That’s the kind of ingenuity it takes to succeed in Nollywood, which has always been a low-budget venture. Although his stories were often overly theatrical and moralistic, they always had the ability to entertain. Filmmakers predominantly work with small budgets, between $25,000 and $70,000, with production typically completed within a few months. They initially released their work on cassette tapes, but although the rise of cinemas and streaming networks has improved production quality for filmmakers, the industry remains severely underfunded.
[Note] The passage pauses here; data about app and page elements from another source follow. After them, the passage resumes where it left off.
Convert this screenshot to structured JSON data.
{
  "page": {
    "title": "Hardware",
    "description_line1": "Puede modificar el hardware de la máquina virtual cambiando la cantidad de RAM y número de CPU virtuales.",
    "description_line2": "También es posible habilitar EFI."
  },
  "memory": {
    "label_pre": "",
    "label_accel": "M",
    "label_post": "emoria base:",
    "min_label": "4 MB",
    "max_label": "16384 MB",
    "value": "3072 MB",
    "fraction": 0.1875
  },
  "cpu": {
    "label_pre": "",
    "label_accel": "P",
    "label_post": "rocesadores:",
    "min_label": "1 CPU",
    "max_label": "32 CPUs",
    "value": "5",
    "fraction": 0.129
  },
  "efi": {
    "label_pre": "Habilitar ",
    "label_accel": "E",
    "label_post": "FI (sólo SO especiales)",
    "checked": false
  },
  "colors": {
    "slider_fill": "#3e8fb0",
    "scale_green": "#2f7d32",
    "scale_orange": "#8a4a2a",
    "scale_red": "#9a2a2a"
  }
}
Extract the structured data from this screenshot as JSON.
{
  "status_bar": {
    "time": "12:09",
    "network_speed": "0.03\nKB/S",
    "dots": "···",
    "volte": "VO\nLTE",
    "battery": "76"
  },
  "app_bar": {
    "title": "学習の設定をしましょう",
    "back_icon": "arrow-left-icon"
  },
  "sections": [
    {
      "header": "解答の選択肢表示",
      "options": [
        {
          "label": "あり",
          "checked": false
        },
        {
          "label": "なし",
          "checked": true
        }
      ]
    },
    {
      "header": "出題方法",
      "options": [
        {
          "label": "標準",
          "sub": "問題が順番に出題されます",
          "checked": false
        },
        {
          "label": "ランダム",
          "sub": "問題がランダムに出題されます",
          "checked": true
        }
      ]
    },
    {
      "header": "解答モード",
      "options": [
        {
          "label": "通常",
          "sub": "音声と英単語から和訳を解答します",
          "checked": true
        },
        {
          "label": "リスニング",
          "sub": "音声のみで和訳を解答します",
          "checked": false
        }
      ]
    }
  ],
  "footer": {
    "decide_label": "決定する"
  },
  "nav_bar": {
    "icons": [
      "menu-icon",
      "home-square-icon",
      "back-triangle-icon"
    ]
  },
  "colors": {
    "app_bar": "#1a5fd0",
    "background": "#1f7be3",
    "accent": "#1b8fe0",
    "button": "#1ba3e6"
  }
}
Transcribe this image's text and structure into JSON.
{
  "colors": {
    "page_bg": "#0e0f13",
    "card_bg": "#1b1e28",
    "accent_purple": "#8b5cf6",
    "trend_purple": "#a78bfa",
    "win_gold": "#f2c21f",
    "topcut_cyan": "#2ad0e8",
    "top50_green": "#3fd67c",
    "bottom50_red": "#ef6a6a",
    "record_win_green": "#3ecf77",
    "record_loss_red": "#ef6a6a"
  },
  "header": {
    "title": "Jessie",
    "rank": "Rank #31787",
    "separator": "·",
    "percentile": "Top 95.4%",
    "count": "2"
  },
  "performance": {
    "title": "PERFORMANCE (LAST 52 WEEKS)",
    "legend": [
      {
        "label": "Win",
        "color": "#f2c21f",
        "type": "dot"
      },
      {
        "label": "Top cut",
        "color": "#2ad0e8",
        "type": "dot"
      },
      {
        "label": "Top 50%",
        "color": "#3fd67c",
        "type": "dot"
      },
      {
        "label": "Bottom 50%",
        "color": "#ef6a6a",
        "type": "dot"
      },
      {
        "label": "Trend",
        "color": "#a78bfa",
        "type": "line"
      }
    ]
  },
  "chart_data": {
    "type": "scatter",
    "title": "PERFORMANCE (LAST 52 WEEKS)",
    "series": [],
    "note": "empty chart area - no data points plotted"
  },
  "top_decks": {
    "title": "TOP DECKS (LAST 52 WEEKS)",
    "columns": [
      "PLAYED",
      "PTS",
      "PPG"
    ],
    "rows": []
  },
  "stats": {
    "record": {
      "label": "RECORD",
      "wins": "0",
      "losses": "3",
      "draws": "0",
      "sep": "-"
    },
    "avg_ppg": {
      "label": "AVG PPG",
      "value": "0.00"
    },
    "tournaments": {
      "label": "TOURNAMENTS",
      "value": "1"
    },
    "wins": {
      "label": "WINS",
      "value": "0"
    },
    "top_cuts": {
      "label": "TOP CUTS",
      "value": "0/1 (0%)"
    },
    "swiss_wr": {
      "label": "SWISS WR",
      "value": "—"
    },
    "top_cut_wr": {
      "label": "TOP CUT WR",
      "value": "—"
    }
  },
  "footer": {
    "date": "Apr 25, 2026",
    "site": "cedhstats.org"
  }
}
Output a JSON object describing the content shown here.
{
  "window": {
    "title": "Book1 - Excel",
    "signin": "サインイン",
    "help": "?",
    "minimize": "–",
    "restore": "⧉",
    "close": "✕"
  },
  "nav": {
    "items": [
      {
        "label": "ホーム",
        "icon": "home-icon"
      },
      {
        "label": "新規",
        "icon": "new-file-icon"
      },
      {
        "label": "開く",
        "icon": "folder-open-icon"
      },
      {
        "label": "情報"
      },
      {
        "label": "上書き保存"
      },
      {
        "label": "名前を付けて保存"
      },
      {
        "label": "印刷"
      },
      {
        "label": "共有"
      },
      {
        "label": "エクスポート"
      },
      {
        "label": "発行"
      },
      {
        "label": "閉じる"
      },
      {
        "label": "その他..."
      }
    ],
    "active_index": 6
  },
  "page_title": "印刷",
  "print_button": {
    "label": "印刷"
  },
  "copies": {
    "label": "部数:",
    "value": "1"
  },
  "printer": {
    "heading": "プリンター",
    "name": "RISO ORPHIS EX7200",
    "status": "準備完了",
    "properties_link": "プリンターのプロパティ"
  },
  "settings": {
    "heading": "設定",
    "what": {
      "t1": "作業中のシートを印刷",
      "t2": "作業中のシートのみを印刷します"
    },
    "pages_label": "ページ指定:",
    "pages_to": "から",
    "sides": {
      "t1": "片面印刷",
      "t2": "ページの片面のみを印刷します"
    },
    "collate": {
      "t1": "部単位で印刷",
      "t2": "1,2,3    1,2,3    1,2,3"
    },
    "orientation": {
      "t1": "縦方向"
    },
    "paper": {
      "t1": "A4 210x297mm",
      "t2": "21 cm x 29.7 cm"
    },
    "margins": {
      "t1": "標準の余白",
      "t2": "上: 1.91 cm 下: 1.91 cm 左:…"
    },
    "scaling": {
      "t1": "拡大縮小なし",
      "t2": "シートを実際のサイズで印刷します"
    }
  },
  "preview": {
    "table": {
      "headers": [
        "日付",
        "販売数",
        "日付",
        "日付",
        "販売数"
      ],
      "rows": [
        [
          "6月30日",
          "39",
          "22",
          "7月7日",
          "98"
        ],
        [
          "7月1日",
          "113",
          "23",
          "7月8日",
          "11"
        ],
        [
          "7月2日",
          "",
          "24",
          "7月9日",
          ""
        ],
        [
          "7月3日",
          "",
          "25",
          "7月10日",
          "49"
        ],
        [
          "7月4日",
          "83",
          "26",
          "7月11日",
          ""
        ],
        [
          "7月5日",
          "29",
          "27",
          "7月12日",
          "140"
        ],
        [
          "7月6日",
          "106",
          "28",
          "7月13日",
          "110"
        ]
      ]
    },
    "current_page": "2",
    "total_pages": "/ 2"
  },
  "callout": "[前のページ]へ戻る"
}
When Netflix officially entered the Nigerian film industry in 2020, many in the industry thought it would bring more money into productions. The streaming giant had previously licensed existing Nigerian films and made them available to its more than 200 million subscribers worldwide. When Nollywood began investing in its own original content, it hoped it would spark a creative and financial boost and give filmmakers the opportunity to explore new avenues. But Netflix’s early titles were broadly similar to those that came before them, in similar genres, albeit with slightly higher production values. And the money wasn’t that great either. Reports have shown that Nigerian filmmakers are paid much less than their counterparts in countries with significantly smaller markets. The average licensing fee for Nigerian films on Netflix is reported to be between $10,000 and $90,000 Techcabalsignificantly less than in other parts of the world.